WHAT YOU HAVE TO DO: How many lines in the records below contain "value"? Answer with the number alone.

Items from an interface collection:

============

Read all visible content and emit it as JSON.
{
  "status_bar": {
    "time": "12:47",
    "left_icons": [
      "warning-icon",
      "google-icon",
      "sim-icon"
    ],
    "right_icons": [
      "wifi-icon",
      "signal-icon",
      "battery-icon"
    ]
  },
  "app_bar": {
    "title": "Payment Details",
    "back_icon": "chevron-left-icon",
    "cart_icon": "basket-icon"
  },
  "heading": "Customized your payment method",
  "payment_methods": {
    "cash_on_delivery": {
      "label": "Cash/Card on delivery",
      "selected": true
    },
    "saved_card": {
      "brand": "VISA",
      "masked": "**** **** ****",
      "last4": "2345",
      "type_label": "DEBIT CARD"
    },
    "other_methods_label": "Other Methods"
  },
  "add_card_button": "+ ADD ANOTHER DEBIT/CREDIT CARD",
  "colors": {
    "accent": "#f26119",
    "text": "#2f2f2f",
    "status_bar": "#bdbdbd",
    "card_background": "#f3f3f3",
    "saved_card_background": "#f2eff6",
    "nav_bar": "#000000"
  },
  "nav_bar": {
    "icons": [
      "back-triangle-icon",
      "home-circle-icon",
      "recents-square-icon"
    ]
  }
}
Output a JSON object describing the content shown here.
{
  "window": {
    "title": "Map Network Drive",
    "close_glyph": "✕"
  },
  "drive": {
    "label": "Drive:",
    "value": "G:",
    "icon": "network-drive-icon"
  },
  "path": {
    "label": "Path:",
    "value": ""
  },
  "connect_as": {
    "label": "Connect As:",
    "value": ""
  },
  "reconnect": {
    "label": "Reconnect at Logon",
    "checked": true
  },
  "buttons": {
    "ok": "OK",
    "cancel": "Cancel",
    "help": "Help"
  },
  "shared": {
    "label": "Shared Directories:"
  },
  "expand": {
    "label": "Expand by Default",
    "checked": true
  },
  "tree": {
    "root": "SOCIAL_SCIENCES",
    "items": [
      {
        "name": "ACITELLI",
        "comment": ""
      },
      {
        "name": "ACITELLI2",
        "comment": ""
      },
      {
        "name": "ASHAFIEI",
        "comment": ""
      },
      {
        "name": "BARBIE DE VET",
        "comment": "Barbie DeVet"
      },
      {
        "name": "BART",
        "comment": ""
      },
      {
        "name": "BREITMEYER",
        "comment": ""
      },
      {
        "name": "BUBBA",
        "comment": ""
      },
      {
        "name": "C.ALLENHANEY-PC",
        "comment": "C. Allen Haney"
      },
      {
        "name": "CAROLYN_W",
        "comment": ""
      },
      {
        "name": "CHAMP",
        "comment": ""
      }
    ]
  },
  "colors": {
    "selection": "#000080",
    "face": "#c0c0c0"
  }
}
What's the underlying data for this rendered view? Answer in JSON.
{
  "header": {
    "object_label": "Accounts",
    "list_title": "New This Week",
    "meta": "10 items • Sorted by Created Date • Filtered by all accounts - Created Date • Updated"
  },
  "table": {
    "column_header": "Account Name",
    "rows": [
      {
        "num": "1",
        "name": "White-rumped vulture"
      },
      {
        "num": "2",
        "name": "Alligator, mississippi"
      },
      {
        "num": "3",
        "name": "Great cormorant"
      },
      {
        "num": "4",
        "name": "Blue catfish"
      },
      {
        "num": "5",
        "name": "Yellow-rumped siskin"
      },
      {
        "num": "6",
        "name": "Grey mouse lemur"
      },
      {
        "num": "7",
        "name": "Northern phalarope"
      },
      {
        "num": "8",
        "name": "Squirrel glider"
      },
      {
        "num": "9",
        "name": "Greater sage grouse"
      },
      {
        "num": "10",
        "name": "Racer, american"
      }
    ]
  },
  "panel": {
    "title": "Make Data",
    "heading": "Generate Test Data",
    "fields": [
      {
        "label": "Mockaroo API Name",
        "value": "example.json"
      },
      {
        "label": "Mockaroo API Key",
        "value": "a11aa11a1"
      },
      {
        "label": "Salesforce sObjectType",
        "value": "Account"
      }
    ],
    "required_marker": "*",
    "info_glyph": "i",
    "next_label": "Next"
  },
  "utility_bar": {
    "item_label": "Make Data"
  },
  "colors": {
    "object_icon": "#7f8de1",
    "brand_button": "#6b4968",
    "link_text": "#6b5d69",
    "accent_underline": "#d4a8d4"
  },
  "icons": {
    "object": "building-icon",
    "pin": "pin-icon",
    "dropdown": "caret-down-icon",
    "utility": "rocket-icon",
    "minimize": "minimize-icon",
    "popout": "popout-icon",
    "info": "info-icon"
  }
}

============

WORKED SOLUTION: 6